Task details
Please state how many lines below include the word "data"; the reply should be the number only.

Given records
-*-

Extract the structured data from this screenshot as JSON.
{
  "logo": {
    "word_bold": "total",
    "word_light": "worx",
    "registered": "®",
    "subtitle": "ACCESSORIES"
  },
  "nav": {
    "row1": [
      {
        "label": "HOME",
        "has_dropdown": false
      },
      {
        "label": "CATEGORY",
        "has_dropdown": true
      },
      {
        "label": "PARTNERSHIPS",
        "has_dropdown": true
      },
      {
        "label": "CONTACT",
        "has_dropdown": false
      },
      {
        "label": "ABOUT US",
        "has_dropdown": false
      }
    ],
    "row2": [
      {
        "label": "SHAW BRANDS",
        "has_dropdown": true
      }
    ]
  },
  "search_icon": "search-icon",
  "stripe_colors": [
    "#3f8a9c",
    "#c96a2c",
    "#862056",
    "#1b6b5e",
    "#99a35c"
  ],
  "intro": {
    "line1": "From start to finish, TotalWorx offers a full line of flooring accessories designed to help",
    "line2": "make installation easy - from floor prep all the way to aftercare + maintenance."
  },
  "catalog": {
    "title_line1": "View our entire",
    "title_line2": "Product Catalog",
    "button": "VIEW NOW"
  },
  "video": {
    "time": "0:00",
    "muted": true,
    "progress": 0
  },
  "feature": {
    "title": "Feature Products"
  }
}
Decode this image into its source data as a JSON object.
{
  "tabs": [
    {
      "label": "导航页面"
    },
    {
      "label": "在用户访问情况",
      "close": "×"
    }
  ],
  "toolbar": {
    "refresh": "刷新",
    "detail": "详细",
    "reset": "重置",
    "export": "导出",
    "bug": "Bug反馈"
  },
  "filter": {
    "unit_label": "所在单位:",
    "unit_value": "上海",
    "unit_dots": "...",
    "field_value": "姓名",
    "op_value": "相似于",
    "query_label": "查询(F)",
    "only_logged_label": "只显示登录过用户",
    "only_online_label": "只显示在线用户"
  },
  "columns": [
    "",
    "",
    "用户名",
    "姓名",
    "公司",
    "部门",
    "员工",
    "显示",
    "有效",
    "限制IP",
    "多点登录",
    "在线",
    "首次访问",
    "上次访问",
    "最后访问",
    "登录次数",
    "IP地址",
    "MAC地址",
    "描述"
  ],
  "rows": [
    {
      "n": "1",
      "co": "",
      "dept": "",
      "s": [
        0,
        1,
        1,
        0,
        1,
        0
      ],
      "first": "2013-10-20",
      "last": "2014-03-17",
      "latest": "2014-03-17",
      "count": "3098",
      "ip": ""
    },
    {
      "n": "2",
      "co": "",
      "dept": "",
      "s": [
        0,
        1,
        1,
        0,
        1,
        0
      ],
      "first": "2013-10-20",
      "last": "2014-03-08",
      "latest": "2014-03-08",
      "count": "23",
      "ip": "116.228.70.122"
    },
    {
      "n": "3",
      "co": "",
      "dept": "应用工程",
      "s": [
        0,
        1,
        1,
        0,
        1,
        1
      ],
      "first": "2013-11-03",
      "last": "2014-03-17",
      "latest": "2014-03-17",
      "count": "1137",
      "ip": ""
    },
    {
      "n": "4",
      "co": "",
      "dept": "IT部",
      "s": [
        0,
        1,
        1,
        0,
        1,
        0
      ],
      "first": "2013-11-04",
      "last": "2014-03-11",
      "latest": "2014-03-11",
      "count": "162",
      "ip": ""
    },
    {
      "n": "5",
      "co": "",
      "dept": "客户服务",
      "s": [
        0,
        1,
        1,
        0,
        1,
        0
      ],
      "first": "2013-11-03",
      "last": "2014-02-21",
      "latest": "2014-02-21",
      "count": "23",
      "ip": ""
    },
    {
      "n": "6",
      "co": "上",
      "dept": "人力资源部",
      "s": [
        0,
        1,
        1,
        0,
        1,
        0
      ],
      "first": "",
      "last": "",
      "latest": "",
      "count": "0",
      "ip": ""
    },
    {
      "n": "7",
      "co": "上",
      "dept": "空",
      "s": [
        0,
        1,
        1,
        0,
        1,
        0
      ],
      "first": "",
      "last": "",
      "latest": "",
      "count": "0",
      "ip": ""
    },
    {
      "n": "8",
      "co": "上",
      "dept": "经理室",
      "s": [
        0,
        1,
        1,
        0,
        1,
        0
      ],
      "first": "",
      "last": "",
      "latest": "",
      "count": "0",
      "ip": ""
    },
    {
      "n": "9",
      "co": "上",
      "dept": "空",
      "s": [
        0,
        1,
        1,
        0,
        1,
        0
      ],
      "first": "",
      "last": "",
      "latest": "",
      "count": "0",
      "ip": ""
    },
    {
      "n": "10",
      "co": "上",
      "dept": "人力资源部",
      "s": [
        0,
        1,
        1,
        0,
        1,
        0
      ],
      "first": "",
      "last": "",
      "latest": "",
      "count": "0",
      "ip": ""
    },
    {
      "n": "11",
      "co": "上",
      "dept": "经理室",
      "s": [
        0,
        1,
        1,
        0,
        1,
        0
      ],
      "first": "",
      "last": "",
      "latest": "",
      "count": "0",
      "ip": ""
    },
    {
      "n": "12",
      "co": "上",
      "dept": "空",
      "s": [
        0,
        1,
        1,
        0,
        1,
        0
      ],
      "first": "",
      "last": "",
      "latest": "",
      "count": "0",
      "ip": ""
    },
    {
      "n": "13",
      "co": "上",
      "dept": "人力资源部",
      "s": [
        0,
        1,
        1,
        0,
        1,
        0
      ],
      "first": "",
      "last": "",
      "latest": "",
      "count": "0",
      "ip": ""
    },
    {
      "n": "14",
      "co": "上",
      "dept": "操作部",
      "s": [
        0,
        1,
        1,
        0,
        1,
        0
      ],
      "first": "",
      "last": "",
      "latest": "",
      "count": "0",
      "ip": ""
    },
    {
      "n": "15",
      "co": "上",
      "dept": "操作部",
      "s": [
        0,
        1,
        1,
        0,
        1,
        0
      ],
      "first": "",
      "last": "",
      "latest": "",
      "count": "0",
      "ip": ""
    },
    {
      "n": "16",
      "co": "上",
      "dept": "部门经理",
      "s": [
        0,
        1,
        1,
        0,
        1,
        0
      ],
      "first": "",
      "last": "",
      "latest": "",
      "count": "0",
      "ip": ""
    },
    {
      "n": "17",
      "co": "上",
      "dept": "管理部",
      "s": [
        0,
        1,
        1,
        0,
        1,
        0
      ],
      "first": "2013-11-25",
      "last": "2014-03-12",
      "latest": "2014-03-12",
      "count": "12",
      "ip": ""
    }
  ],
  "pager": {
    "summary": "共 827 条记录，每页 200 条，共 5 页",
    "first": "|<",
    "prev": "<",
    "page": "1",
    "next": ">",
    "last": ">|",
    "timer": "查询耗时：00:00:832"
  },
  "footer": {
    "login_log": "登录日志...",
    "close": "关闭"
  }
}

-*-

Response area
2